• Source data:
========
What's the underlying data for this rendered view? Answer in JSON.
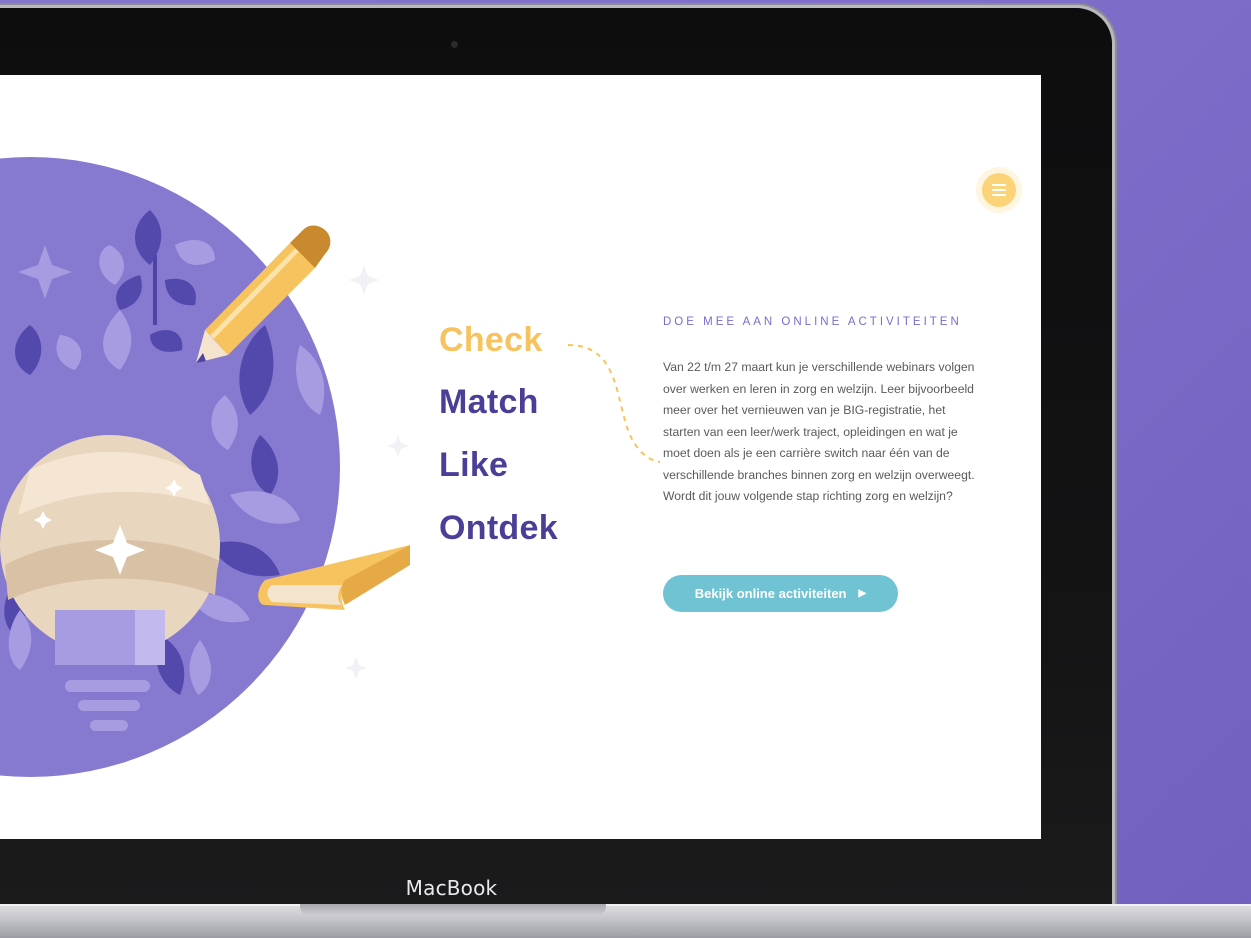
{
  "device": {
    "brand_label": "MacBook"
  },
  "header": {
    "menu_icon": "hamburger-icon"
  },
  "nav_words": [
    {
      "label": "Check",
      "active": true
    },
    {
      "label": "Match",
      "active": false
    },
    {
      "label": "Like",
      "active": false
    },
    {
      "label": "Ontdek",
      "active": false
    }
  ],
  "section": {
    "heading": "DOE MEE AAN ONLINE ACTIVITEITEN",
    "body": "Van 22 t/m 27 maart kun je verschillende webinars volgen over werken en leren in zorg en welzijn. Leer bijvoorbeeld meer over het vernieuwen van je BIG-registratie, het starten van een leer/werk traject, opleidingen en wat je moet doen als je een carrière switch naar één van de verschillende branches binnen zorg en welzijn overweegt. Wordt dit jouw volgende stap richting zorg en welzijn?",
    "cta_label": "Bekijk online activiteiten",
    "cta_icon": "chevron-right-icon"
  },
  "illustration": {
    "icons": [
      "lightbulb-icon",
      "pencil-icon",
      "book-icon",
      "leaf-icon",
      "sparkle-icon"
    ]
  },
  "colors": {
    "background": "#8474cc",
    "accent_yellow": "#f7c35f",
    "nav_purple": "#4a3f97",
    "heading_purple": "#7a6bd0",
    "cta_teal": "#70c3d3",
    "circle_purple": "#8679d0"
  }
}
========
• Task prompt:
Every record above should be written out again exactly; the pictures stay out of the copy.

• Finished exercise:
What's the underlying data for this rendered view? Answer in JSON.
{
  "device": {
    "brand_label": "MacBook"
  },
  "header": {
    "menu_icon": "hamburger-icon"
  },
  "nav_words": [
    {
      "label": "Check",
      "active": true
    },
    {
      "label": "Match",
      "active": false
    },
    {
      "label": "Like",
      "active": false
    },
    {
      "label": "Ontdek",
      "active": false
    }
  ],
  "section": {
    "heading": "DOE MEE AAN ONLINE ACTIVITEITEN",
    "body": "Van 22 t/m 27 maart kun je verschillende webinars volgen over werken en leren in zorg en welzijn. Leer bijvoorbeeld meer over het vernieuwen van je BIG-registratie, het starten van een leer/werk traject, opleidingen en wat je moet doen als je een carrière switch naar één van de verschillende branches binnen zorg en welzijn overweegt. Wordt dit jouw volgende stap richting zorg en welzijn?",
    "cta_label": "Bekijk online activiteiten",
    "cta_icon": "chevron-right-icon"
  },
  "illustration": {
    "icons": [
      "lightbulb-icon",
      "pencil-icon",
      "book-icon",
      "leaf-icon",
      "sparkle-icon"
    ]
  },
  "colors": {
    "background": "#8474cc",
    "accent_yellow": "#f7c35f",
    "nav_purple": "#4a3f97",
    "heading_purple": "#7a6bd0",
    "cta_teal": "#70c3d3",
    "circle_purple": "#8679d0"
  }
}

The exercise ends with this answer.